▸ Data shown:

[Start of Attachment]

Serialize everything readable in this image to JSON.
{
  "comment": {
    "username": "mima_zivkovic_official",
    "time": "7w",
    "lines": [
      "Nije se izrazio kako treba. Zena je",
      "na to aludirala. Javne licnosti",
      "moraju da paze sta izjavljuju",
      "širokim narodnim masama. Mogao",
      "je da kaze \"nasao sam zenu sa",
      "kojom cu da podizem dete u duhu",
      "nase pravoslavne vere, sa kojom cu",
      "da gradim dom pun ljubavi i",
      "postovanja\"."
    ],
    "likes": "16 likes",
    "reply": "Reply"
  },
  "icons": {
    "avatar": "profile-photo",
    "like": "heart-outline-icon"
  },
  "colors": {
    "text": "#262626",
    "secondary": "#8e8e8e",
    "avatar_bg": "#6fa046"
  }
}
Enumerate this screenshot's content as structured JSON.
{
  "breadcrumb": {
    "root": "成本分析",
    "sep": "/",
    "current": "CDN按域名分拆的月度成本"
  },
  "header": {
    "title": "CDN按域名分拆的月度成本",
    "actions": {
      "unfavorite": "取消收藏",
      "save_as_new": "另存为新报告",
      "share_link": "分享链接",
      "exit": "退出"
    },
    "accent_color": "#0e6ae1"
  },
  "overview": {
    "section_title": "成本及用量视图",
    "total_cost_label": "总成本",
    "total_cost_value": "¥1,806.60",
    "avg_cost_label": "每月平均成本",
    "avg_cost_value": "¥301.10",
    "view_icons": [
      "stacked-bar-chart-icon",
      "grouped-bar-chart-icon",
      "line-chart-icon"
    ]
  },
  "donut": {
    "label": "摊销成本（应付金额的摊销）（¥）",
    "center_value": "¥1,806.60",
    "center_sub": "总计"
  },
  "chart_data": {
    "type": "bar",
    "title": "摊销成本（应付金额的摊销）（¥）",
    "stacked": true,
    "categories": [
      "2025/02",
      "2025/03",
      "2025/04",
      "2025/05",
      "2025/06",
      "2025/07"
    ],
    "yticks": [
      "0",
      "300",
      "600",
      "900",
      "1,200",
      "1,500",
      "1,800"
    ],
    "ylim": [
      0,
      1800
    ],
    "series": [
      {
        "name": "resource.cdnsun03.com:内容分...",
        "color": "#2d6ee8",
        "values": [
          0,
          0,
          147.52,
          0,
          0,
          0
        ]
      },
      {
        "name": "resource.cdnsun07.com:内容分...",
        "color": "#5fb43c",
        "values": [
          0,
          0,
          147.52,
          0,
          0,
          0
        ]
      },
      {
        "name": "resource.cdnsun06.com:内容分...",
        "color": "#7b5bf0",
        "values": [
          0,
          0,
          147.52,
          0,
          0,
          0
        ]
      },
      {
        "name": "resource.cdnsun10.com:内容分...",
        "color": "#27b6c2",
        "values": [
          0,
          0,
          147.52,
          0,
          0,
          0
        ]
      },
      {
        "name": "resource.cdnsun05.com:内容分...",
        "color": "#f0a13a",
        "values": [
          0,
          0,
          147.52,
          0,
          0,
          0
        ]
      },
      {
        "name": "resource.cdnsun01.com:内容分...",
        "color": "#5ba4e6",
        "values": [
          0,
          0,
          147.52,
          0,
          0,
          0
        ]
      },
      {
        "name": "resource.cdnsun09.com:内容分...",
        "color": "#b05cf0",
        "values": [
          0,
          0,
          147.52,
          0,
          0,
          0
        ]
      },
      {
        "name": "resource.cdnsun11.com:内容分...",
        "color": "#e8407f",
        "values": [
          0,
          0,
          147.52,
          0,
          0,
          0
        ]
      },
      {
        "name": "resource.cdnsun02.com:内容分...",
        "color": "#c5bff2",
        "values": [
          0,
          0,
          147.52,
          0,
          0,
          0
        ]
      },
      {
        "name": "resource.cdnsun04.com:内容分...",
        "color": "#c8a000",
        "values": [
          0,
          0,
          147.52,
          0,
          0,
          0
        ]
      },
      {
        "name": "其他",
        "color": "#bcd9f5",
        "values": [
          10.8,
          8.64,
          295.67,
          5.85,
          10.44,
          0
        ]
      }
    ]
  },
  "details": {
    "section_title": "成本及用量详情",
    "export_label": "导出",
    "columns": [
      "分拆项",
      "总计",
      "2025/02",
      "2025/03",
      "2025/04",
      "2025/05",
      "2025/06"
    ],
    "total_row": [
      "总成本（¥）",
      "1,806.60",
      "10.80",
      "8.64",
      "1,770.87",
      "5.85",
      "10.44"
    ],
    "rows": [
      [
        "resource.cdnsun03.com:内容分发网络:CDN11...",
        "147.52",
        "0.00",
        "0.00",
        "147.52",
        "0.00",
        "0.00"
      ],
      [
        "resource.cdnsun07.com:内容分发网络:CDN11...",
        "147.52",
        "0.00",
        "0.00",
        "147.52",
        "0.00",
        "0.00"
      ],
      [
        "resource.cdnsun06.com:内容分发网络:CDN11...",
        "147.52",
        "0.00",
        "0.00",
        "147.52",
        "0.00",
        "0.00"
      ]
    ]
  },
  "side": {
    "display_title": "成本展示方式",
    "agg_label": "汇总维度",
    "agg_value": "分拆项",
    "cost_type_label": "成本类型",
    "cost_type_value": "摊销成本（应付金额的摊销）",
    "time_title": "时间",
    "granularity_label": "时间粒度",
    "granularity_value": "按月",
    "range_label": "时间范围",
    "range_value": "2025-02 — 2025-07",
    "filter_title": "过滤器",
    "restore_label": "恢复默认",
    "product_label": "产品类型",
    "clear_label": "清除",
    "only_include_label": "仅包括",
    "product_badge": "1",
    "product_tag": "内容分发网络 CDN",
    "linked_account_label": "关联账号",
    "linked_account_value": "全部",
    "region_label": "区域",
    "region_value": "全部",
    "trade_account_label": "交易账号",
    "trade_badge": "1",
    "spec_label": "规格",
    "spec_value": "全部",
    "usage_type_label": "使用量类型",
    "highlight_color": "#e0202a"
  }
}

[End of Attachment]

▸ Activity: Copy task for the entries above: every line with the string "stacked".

▸ Exercise answer:
      "stacked-bar-chart-icon",
    "stacked": true,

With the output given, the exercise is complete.